Just last week, we heard that his wife, Mamu Monique, had made the 200km (120 mi) trek with some of her children. Then this week she came to our house to visit. We rejoiced at the reunion of the family, and were relieved that Tatu Muanda is no longer alone. “A whole week on the road,” she recounted “walking and stopping to sleep, and walking again. Our whole bodies hurt so bad when we arrived!” She marveled that her blue flip-flops had survived the arduous journey “usually I don’t wear any shoes, but my daughter gave me these for the road.”
“In Kananga, we didn’t have any food to eat, we were dressed in rags.
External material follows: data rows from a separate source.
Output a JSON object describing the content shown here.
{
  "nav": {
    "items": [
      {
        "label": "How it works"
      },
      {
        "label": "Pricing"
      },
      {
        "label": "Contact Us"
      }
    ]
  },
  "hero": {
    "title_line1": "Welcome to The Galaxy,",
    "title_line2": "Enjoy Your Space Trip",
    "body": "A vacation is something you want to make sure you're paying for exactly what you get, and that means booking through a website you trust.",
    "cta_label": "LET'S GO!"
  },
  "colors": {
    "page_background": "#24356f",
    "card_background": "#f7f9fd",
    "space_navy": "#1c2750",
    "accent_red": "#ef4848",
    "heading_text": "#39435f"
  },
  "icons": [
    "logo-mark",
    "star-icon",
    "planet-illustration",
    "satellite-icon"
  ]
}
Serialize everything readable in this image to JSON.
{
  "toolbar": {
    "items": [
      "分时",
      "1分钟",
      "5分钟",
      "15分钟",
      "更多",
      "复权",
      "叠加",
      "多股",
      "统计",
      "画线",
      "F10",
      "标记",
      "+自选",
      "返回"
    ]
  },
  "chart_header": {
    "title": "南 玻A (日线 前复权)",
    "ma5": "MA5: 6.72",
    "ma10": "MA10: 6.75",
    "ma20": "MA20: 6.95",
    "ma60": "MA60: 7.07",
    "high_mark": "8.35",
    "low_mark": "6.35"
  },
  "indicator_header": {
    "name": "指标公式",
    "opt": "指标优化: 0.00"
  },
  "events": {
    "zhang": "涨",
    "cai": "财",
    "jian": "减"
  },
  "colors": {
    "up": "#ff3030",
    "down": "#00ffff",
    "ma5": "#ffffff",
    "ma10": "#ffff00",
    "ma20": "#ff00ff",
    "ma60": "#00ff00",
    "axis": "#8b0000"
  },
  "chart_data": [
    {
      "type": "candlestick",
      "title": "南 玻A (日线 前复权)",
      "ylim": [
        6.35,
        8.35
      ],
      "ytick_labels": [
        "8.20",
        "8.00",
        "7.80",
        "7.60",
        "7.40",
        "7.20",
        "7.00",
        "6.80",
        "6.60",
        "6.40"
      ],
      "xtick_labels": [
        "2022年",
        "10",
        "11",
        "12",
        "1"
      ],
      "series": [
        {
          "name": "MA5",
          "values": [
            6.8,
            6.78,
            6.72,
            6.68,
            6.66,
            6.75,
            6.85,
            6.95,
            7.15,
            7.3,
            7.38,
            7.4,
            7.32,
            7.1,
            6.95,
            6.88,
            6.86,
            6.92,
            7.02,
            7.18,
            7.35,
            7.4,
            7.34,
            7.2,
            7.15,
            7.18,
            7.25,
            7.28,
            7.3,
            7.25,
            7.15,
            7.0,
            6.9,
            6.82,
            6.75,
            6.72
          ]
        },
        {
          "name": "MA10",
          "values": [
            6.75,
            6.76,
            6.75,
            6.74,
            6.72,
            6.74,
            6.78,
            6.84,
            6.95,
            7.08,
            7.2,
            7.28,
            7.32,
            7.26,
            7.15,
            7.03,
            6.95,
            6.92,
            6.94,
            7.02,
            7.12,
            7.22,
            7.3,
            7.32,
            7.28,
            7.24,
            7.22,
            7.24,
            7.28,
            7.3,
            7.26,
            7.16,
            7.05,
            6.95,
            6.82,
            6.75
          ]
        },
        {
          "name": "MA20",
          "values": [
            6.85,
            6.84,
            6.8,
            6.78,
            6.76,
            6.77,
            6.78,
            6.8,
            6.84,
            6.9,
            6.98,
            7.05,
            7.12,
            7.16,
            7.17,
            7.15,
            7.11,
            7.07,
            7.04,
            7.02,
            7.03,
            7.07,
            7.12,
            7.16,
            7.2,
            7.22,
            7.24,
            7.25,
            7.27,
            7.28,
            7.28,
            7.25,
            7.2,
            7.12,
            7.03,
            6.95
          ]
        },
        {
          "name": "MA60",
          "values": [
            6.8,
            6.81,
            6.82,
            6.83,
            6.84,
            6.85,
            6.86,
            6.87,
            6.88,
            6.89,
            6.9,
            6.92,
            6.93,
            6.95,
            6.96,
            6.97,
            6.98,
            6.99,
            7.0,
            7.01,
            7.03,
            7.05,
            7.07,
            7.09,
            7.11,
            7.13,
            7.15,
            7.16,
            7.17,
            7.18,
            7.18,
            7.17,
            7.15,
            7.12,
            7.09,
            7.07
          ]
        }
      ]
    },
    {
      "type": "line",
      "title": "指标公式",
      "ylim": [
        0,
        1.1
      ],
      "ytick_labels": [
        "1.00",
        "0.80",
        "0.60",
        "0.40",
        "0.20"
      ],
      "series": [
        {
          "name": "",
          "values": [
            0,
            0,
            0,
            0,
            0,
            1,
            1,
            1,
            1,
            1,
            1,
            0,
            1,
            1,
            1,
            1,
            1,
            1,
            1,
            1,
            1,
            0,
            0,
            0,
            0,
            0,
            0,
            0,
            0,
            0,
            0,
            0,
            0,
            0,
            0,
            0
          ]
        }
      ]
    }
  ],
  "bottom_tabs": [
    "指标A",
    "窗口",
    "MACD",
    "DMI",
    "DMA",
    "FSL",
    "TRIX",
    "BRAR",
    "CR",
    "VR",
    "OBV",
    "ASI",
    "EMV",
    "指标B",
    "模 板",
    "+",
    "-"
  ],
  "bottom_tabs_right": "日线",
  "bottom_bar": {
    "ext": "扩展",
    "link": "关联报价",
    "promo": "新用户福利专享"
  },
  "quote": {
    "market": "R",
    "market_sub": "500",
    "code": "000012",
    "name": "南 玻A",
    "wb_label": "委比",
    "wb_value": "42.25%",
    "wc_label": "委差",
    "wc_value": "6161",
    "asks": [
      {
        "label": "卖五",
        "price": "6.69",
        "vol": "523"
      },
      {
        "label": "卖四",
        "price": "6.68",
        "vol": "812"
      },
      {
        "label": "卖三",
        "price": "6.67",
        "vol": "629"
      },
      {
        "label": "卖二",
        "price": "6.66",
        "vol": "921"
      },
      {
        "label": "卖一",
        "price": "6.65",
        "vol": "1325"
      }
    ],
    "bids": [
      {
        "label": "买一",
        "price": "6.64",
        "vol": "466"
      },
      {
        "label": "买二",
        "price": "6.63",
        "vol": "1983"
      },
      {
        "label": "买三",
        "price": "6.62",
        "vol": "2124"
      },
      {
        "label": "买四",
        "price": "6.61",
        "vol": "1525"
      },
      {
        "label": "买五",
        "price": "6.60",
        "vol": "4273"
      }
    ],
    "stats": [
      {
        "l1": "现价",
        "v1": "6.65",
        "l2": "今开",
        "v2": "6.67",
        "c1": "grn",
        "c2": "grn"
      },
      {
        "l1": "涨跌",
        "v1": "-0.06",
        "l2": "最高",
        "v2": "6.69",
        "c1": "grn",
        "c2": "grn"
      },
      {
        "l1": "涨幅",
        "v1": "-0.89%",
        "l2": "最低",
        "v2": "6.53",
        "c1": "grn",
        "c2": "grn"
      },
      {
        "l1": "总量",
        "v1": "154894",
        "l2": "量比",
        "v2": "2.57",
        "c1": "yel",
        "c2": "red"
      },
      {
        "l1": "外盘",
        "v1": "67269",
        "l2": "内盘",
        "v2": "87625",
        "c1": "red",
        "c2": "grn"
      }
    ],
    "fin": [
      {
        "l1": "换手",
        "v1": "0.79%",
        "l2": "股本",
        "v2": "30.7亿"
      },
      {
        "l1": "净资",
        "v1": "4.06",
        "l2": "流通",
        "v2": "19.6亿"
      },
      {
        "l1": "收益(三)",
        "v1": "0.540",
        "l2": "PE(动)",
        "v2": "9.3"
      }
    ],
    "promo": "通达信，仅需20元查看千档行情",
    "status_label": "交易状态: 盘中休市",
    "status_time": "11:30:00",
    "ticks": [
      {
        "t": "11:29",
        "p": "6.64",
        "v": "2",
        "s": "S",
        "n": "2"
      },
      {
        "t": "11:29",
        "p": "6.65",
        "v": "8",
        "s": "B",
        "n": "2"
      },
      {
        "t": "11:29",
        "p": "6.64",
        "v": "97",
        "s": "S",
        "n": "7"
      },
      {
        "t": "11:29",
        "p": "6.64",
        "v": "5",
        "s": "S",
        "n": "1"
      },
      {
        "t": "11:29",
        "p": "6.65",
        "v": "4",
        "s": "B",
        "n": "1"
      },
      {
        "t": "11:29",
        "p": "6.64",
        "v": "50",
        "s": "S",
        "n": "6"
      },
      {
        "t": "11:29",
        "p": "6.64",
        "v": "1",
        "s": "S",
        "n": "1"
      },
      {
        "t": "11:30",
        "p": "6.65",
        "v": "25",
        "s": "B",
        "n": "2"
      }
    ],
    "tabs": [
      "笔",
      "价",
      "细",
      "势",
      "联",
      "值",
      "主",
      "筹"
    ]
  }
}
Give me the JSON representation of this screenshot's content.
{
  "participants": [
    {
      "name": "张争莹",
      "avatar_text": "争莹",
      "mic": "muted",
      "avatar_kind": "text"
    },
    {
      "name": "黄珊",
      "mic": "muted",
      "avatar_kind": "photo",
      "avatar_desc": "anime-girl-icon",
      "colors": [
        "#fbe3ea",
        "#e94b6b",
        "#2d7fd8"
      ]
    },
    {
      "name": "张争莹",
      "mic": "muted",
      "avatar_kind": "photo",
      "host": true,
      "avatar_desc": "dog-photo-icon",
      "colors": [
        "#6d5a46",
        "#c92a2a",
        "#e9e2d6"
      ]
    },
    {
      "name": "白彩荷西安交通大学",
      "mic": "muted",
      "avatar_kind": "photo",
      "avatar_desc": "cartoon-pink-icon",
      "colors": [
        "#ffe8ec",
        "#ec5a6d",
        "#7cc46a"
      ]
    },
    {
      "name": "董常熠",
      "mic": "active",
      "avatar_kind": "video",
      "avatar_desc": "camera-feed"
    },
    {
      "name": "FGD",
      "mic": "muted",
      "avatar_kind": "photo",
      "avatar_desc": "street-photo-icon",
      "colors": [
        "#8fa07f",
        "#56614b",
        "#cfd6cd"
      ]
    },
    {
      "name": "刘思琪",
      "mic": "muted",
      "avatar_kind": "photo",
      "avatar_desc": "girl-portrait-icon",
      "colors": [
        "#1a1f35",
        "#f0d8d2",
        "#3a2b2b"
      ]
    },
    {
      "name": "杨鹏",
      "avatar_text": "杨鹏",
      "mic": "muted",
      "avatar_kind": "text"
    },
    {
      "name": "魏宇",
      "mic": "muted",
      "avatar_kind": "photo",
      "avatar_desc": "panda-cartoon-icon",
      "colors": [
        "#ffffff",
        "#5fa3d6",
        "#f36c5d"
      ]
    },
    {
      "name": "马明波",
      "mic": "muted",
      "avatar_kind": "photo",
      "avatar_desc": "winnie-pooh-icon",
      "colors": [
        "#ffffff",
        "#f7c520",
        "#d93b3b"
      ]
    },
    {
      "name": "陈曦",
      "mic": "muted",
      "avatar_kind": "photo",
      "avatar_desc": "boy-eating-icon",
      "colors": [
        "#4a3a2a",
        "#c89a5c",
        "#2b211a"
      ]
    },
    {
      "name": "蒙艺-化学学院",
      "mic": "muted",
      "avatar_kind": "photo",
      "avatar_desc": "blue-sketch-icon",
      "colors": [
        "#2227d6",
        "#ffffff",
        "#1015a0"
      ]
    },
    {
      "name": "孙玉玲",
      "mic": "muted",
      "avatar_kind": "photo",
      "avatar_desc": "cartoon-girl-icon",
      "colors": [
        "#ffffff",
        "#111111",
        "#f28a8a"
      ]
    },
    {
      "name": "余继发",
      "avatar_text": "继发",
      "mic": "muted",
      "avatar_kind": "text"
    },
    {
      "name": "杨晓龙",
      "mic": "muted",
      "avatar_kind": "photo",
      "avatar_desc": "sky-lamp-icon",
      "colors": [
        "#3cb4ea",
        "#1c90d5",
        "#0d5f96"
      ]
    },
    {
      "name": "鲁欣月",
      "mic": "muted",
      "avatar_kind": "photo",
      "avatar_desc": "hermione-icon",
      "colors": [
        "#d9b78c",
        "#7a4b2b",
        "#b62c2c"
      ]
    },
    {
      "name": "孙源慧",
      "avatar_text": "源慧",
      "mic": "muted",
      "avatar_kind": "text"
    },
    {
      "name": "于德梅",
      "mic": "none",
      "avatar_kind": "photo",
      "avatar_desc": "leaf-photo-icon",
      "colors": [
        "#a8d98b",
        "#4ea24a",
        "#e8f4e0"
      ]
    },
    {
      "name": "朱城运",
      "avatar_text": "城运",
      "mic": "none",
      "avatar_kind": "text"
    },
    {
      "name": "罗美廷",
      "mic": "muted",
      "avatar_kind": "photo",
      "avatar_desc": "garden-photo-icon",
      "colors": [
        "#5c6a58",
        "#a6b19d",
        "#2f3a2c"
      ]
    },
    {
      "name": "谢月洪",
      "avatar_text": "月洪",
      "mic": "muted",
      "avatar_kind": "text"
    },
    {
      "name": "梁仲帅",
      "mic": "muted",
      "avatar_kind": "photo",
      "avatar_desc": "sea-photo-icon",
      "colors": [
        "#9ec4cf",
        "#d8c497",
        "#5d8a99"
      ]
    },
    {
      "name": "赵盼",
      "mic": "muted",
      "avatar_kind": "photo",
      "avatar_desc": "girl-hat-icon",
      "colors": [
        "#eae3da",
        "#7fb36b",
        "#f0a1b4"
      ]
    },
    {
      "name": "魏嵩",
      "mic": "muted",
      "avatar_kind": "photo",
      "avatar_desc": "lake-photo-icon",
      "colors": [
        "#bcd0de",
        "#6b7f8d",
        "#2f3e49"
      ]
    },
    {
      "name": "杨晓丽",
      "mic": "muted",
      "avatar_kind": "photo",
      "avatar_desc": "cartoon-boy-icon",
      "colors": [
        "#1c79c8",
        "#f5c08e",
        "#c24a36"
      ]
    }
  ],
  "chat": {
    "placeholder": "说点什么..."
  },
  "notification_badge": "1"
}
We were so ashamed!” She reflected, referring to life in Kananga before she had gone to Luiza 2 years ago. “So, when my mother died, I went to Luiza. At least there you can grow food because it is rural. In Kananga there is no way if you don’t have money! Tatu Muanda refused the long walk though, so he stayed here.” Now that Tatu Muanda is employed with us, they have some income to buy food and other necessities. While this does not make them rich, we were thrilled to see that at least it was enough motivation for Mamu Monique to return home. She returned with a few of her children and grandchildren. “Now we all want to live in Kananga!” she said.
Not only did she return by foot on the long, sandy, road, but she carried a large squash with her to give to us. “I heard that Tatu Muanda was working with you, and so I decided that I had to come see you. I had to see Muambi Disanka and Mamu Luse!” (our Tshiluba names), she exclaimed. We marveled at her strength and stamina to carry a 10+ lb squash on that multi-day walk. We asked her to show us how she carried it, and she demonstrated how she positioned it on her head with a cloth.
So, welcome home Mamu Monique! We are humbled by the labor of love of transporting this squash such a long distance. We enjoyed with much gratefulness some wonderful squash and peanut soup just before we left Kananga this week.